The first thing I would suggest is to figure out whether you’re on par with regards to your retirement savings at this point. I would use a retirement planner and make sure that you’re at least somewhere in the ballpark of where you need to be for retirement.

If you’re doing well for retirement, I would cut back on the retirement savings and redirect the money into educational savings. If you’re not doing well, I would take the slow route, maintaining your retirement and looking for other ways (more earnings, perhaps?) to bolster your education savings. Either that, or bite the bullet and use an educational loan.

You may also want to consider a 529 savings plan for your college savings. If you use the earnings in that account for educational purposes, you don’t have to pay taxes on the accrued interest.

Q2: Consolidating private student loans
I currently owe approximately $120,000 in private student loans from college and graduate school. I am looking to consolidate them to get control of the monthly payments (right now, it’s around $1500 a month). I also two small government loans, but I do not want to consolidate them with these.
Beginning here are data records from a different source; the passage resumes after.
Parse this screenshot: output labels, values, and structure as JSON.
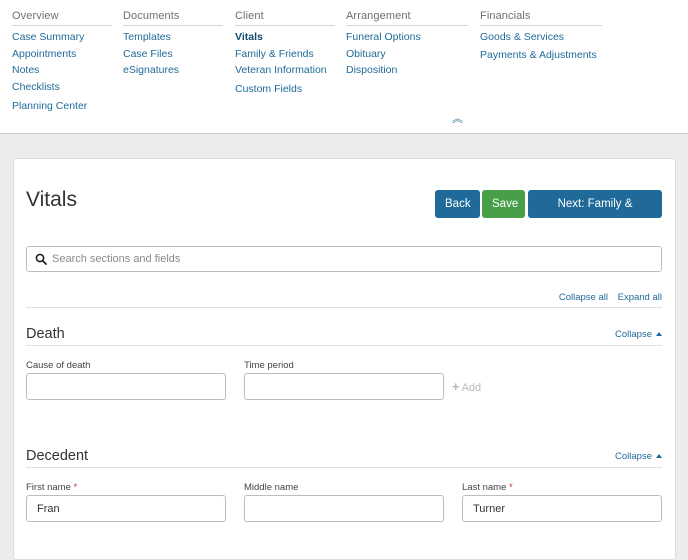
{
  "nav": {
    "columns": [
      {
        "heading": "Overview",
        "links": [
          "Case Summary",
          "Appointments",
          "Notes",
          "Checklists",
          "Planning Center"
        ]
      },
      {
        "heading": "Documents",
        "links": [
          "Templates",
          "Case Files",
          "eSignatures"
        ]
      },
      {
        "heading": "Client",
        "links": [
          "Vitals",
          "Family & Friends",
          "Veteran Information",
          "Custom Fields"
        ]
      },
      {
        "heading": "Arrangement",
        "links": [
          "Funeral Options",
          "Obituary",
          "Disposition"
        ]
      },
      {
        "heading": "Financials",
        "links": [
          "Goods & Services",
          "Payments & Adjustments"
        ]
      }
    ],
    "active": "Vitals",
    "collapse_glyph": "︽"
  },
  "page": {
    "title": "Vitals",
    "back_label": "Back",
    "save_label": "Save",
    "next_label": "Next: Family & Friends"
  },
  "search": {
    "placeholder": "Search sections and fields",
    "value": ""
  },
  "toggles": {
    "collapse_all": "Collapse all",
    "expand_all": "Expand all"
  },
  "sections": {
    "death": {
      "title": "Death",
      "collapse_label": "Collapse",
      "cause_label": "Cause of death",
      "cause_value": "",
      "time_label": "Time period",
      "time_value": "",
      "add_label": "Add"
    },
    "decedent": {
      "title": "Decedent",
      "collapse_label": "Collapse",
      "first_label": "First name",
      "first_value": "Fran",
      "middle_label": "Middle name",
      "middle_value": "",
      "last_label": "Last name",
      "last_value": "Turner",
      "required_mark": "*"
    }
  },
  "colors": {
    "primary": "#1f6a99",
    "success": "#47a047",
    "required": "#c9302c"
  }
}
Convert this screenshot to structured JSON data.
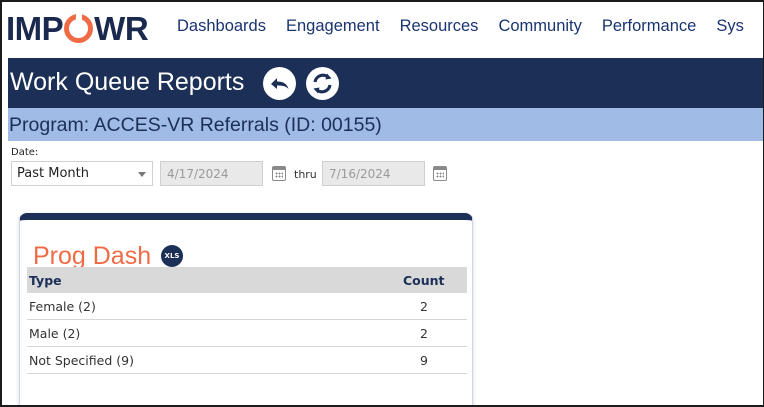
{
  "nav": {
    "logo": {
      "left": "IMP",
      "right": "WR"
    },
    "items": [
      "Dashboards",
      "Engagement",
      "Resources",
      "Community",
      "Performance",
      "Sys"
    ]
  },
  "header": {
    "title": "Work Queue Reports",
    "back_icon": "undo-arrow-icon",
    "refresh_icon": "refresh-icon"
  },
  "program": {
    "label": "Program: ACCES-VR Referrals (ID: 00155)"
  },
  "filters": {
    "date_label": "Date:",
    "period": "Past Month",
    "start_date": "4/17/2024",
    "thru_label": "thru",
    "end_date": "7/16/2024"
  },
  "card": {
    "title": "Prog Dash",
    "export_label": "XLS",
    "columns": [
      "Type",
      "Count"
    ],
    "rows": [
      {
        "type": "Female (2)",
        "count": "2"
      },
      {
        "type": "Male (2)",
        "count": "2"
      },
      {
        "type": "Not Specified (9)",
        "count": "9"
      }
    ]
  },
  "colors": {
    "navy": "#1c2f56",
    "accent_orange": "#ef6b46",
    "program_bar": "#9fbbe6",
    "nav_text": "#1a3470"
  }
}
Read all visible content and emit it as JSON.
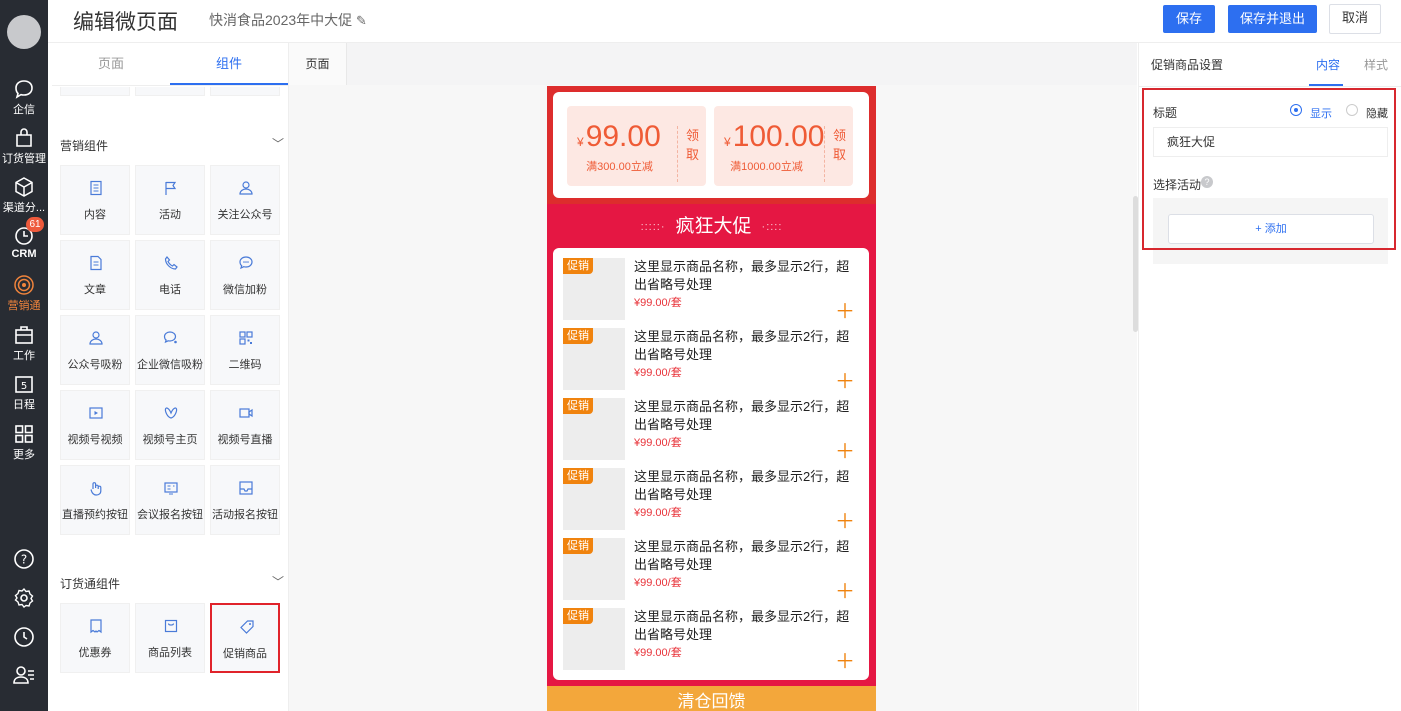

The only information I’ve found is Chase and Wells Fargo are possibilities, but I will never go with them, they’ve been a nightmare to work within the past. I’m considering a loan from my credit union, but my credit score is not good. I do not own a house and I am single. I make a little over $50,000 a year between my main job and a part-time job. Are there any other options out there to consolidate other than Wells Fargo and Chase, and are they safe? Or does the credit union have a potential option?
- Pam

I’m afraid that if you have a poor credit score, you haven’t got a very good chance of reducing your interest rates lowered via a private student loan consolidation.